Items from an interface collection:
►
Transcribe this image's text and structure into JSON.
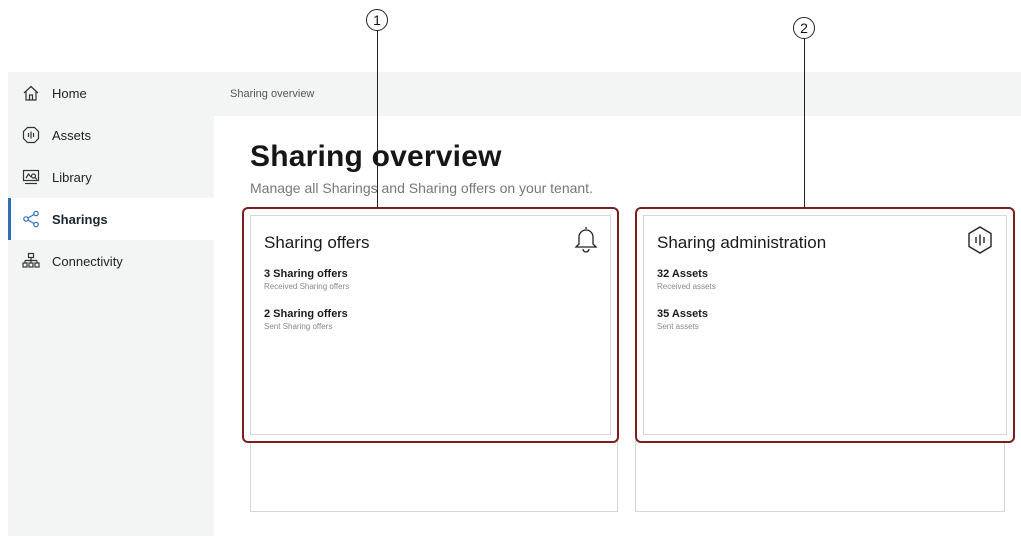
{
  "callouts": [
    "1",
    "2"
  ],
  "sidebar": {
    "items": [
      {
        "label": "Home",
        "icon": "home-icon"
      },
      {
        "label": "Assets",
        "icon": "asset-icon"
      },
      {
        "label": "Library",
        "icon": "library-icon"
      },
      {
        "label": "Sharings",
        "icon": "share-icon",
        "active": true
      },
      {
        "label": "Connectivity",
        "icon": "network-icon"
      }
    ]
  },
  "breadcrumb": "Sharing overview",
  "page": {
    "title": "Sharing overview",
    "subtitle": "Manage all Sharings and Sharing offers on your tenant."
  },
  "cards": [
    {
      "title": "Sharing offers",
      "icon": "bell-icon",
      "stats": [
        {
          "value": "3 Sharing offers",
          "label": "Received Sharing offers"
        },
        {
          "value": "2 Sharing offers",
          "label": "Sent Sharing offers"
        }
      ]
    },
    {
      "title": "Sharing administration",
      "icon": "asset-icon",
      "stats": [
        {
          "value": "32 Assets",
          "label": "Received assets"
        },
        {
          "value": "35 Assets",
          "label": "Sent assets"
        }
      ]
    }
  ],
  "colors": {
    "highlight_border": "#7a1e1e",
    "active_accent": "#2f6fb5",
    "sidebar_bg": "#f3f4f4"
  }
}
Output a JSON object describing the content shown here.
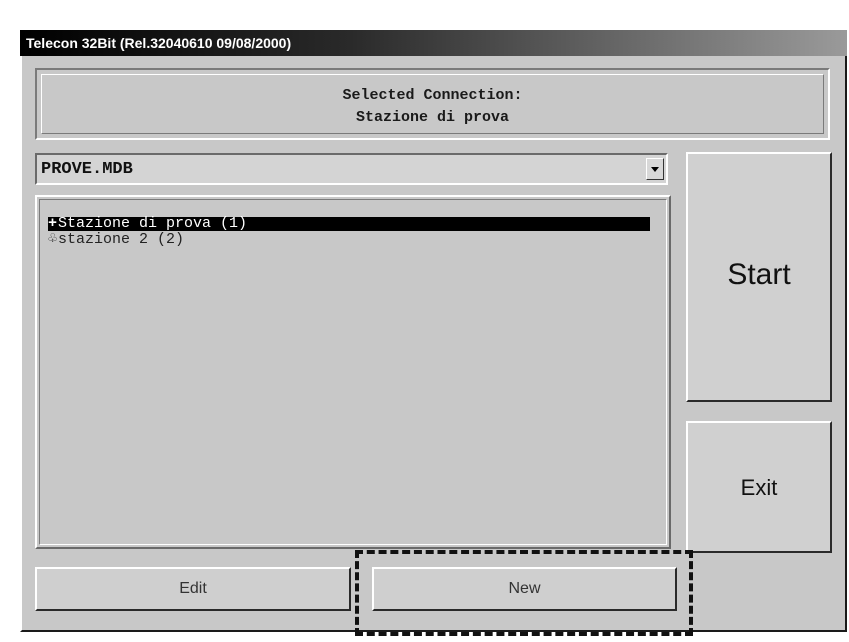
{
  "window": {
    "title": "Telecon 32Bit (Rel.32040610 09/08/2000)"
  },
  "connection": {
    "label": "Selected Connection:",
    "name": "Stazione di prova"
  },
  "database_select": {
    "value": "PROVE.MDB"
  },
  "tree": {
    "items": [
      {
        "glyph": "+",
        "label": "Stazione di prova (1)",
        "selected": true
      },
      {
        "glyph": "♧",
        "label": "stazione 2 (2)",
        "selected": false
      }
    ]
  },
  "buttons": {
    "start": "Start",
    "exit": "Exit",
    "edit": "Edit",
    "new": "New"
  }
}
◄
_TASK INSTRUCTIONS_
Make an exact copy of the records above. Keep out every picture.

_RESULT_
Transcribe this image's text and structure into JSON.
{
  "callouts": [
    "1",
    "2"
  ],
  "sidebar": {
    "items": [
      {
        "label": "Home",
        "icon": "home-icon"
      },
      {
        "label": "Assets",
        "icon": "asset-icon"
      },
      {
        "label": "Library",
        "icon": "library-icon"
      },
      {
        "label": "Sharings",
        "icon": "share-icon",
        "active": true
      },
      {
        "label": "Connectivity",
        "icon": "network-icon"
      }
    ]
  },
  "breadcrumb": "Sharing overview",
  "page": {
    "title": "Sharing overview",
    "subtitle": "Manage all Sharings and Sharing offers on your tenant."
  },
  "cards": [
    {
      "title": "Sharing offers",
      "icon": "bell-icon",
      "stats": [
        {
          "value": "3 Sharing offers",
          "label": "Received Sharing offers"
        },
        {
          "value": "2 Sharing offers",
          "label": "Sent Sharing offers"
        }
      ]
    },
    {
      "title": "Sharing administration",
      "icon": "asset-icon",
      "stats": [
        {
          "value": "32 Assets",
          "label": "Received assets"
        },
        {
          "value": "35 Assets",
          "label": "Sent assets"
        }
      ]
    }
  ],
  "colors": {
    "highlight_border": "#7a1e1e",
    "active_accent": "#2f6fb5",
    "sidebar_bg": "#f3f4f4"
  }
}
Output a JSON object describing the content shown here.
{
  "window": {
    "title": "Telecon 32Bit (Rel.32040610 09/08/2000)"
  },
  "connection": {
    "label": "Selected Connection:",
    "name": "Stazione di prova"
  },
  "database_select": {
    "value": "PROVE.MDB"
  },
  "tree": {
    "items": [
      {
        "glyph": "+",
        "label": "Stazione di prova (1)",
        "selected": true
      },
      {
        "glyph": "♧",
        "label": "stazione 2 (2)",
        "selected": false
      }
    ]
  },
  "buttons": {
    "start": "Start",
    "exit": "Exit",
    "edit": "Edit",
    "new": "New"
  }
}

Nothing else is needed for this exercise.